Fear itself is designed to give us a clue that something might be dangerous to us. When we experience anxiety surrounding a change in our lives, it is not uncommon to feel afraid that we have made a poor choice or that we now have no idea what step to take next. A change in a close relationship, in a school or work environment, a living arrangement; all of these can lead to many difficult and unexpected results. A change is usually challenging even if we felt sure that the choice we made was the right one. If we aren’t feeling confident about the choice, doubt may show up. Doubt invites us to lose sight of hope for our situation.

Difficult Choices: Planning for a change

When you are faced with a tricky decision, can you set fear aside in order to make the best choice possible with the information that you have?

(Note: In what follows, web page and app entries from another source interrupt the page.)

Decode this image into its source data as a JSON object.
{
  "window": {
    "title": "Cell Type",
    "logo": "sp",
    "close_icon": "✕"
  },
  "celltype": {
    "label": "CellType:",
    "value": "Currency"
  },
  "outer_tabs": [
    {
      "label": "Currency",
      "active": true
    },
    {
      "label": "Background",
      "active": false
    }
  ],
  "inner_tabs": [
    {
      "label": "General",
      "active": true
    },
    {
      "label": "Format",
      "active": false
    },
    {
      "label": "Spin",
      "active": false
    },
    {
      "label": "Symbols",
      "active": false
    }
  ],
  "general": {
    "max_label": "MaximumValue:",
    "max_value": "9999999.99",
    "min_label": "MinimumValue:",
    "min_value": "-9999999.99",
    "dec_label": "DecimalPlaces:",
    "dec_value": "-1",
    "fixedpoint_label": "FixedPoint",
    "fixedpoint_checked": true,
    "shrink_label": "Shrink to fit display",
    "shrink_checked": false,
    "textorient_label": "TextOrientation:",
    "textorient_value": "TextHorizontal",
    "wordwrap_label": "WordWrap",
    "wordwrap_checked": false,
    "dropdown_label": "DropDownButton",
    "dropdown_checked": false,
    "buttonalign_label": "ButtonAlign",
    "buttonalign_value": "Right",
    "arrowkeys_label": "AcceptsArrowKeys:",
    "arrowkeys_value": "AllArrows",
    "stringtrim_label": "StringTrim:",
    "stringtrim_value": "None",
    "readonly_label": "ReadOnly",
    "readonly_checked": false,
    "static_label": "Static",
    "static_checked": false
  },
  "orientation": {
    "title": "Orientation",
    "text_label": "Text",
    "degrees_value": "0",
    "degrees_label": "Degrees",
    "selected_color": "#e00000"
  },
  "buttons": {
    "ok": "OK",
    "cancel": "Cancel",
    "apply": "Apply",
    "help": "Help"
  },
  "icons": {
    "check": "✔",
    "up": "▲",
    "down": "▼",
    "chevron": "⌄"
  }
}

These simple tools can help with this type of change:
-Find people to support you and love you for who you are; colleagues and friends who can offer unbiased support as you sort through conflicting thoughts.
– In contrast to the first idea above, we have to be sure to remember our values. All the advice in the world can’t replace our “gut feelings” and our core beliefs.
– Be sure to keep your “eye on the prize.” Sometimes we lose sight of why we are so passionate about our dreams, which can leave us feeling lost and discouraged in the midst of the day-to-day struggles toward our goals.
– Remember that we cannot truly be sure of an outcome before we have made a decision. Some faith is required to have the courage to move forward.

So what else can we do to sort through all of the difficult choices, unexpected circumstances, and feelings that are involved with change in our lives?

Also, how do we know if  it is doubt that is getting in our way of embracing a new life situation, or if we in fact have made a poor decision and need to make another change – and fast?

How can we move forward when the “right choice” is not clear?

More next week!